==== Records to process
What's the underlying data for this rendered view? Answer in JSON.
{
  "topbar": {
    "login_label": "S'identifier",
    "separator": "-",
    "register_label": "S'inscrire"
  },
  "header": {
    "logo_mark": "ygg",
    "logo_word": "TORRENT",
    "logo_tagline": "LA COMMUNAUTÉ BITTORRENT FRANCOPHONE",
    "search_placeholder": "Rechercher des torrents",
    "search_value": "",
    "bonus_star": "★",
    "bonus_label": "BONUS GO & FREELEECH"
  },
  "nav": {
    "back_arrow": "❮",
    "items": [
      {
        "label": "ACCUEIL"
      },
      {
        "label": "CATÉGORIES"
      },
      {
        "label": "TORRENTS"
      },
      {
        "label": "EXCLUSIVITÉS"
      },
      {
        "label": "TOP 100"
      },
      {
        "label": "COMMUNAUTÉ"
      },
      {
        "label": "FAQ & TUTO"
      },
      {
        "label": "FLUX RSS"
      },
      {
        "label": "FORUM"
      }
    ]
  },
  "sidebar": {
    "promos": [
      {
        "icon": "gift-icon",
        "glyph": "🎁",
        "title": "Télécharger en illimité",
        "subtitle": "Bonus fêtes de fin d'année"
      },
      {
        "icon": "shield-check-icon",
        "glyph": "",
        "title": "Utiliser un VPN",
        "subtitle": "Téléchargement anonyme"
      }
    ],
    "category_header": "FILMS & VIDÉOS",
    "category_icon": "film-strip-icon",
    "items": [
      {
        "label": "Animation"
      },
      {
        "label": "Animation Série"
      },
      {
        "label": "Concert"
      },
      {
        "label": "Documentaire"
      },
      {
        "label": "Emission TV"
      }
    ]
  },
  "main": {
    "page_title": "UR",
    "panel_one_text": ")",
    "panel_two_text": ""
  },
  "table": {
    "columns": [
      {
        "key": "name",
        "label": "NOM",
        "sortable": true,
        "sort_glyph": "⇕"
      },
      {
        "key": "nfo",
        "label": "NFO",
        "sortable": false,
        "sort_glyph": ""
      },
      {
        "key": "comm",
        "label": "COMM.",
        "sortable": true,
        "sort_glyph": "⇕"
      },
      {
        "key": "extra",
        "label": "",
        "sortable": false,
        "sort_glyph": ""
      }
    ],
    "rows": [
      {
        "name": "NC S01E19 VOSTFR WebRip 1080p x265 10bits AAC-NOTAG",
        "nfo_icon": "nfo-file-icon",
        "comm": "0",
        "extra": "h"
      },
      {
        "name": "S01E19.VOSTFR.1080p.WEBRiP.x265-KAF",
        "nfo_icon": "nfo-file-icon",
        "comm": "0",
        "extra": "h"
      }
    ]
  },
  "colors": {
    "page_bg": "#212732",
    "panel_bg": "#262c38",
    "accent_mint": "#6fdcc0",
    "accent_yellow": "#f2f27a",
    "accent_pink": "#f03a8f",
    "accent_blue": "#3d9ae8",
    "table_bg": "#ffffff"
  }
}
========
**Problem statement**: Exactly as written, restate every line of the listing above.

**Your response**:
What's the underlying data for this rendered view? Answer in JSON.
{
  "topbar": {
    "login_label": "S'identifier",
    "separator": "-",
    "register_label": "S'inscrire"
  },
  "header": {
    "logo_mark": "ygg",
    "logo_word": "TORRENT",
    "logo_tagline": "LA COMMUNAUTÉ BITTORRENT FRANCOPHONE",
    "search_placeholder": "Rechercher des torrents",
    "search_value": "",
    "bonus_star": "★",
    "bonus_label": "BONUS GO & FREELEECH"
  },
  "nav": {
    "back_arrow": "❮",
    "items": [
      {
        "label": "ACCUEIL"
      },
      {
        "label": "CATÉGORIES"
      },
      {
        "label": "TORRENTS"
      },
      {
        "label": "EXCLUSIVITÉS"
      },
      {
        "label": "TOP 100"
      },
      {
        "label": "COMMUNAUTÉ"
      },
      {
        "label": "FAQ & TUTO"
      },
      {
        "label": "FLUX RSS"
      },
      {
        "label": "FORUM"
      }
    ]
  },
  "sidebar": {
    "promos": [
      {
        "icon": "gift-icon",
        "glyph": "🎁",
        "title": "Télécharger en illimité",
        "subtitle": "Bonus fêtes de fin d'année"
      },
      {
        "icon": "shield-check-icon",
        "glyph": "",
        "title": "Utiliser un VPN",
        "subtitle": "Téléchargement anonyme"
      }
    ],
    "category_header": "FILMS & VIDÉOS",
    "category_icon": "film-strip-icon",
    "items": [
      {
        "label": "Animation"
      },
      {
        "label": "Animation Série"
      },
      {
        "label": "Concert"
      },
      {
        "label": "Documentaire"
      },
      {
        "label": "Emission TV"
      }
    ]
  },
  "main": {
    "page_title": "UR",
    "panel_one_text": ")",
    "panel_two_text": ""
  },
  "table": {
    "columns": [
      {
        "key": "name",
        "label": "NOM",
        "sortable": true,
        "sort_glyph": "⇕"
      },
      {
        "key": "nfo",
        "label": "NFO",
        "sortable": false,
        "sort_glyph": ""
      },
      {
        "key": "comm",
        "label": "COMM.",
        "sortable": true,
        "sort_glyph": "⇕"
      },
      {
        "key": "extra",
        "label": "",
        "sortable": false,
        "sort_glyph": ""
      }
    ],
    "rows": [
      {
        "name": "NC S01E19 VOSTFR WebRip 1080p x265 10bits AAC-NOTAG",
        "nfo_icon": "nfo-file-icon",
        "comm": "0",
        "extra": "h"
      },
      {
        "name": "S01E19.VOSTFR.1080p.WEBRiP.x265-KAF",
        "nfo_icon": "nfo-file-icon",
        "comm": "0",
        "extra": "h"
      }
    ]
  },
  "colors": {
    "page_bg": "#212732",
    "panel_bg": "#262c38",
    "accent_mint": "#6fdcc0",
    "accent_yellow": "#f2f27a",
    "accent_pink": "#f03a8f",
    "accent_blue": "#3d9ae8",
    "table_bg": "#ffffff"
  }
}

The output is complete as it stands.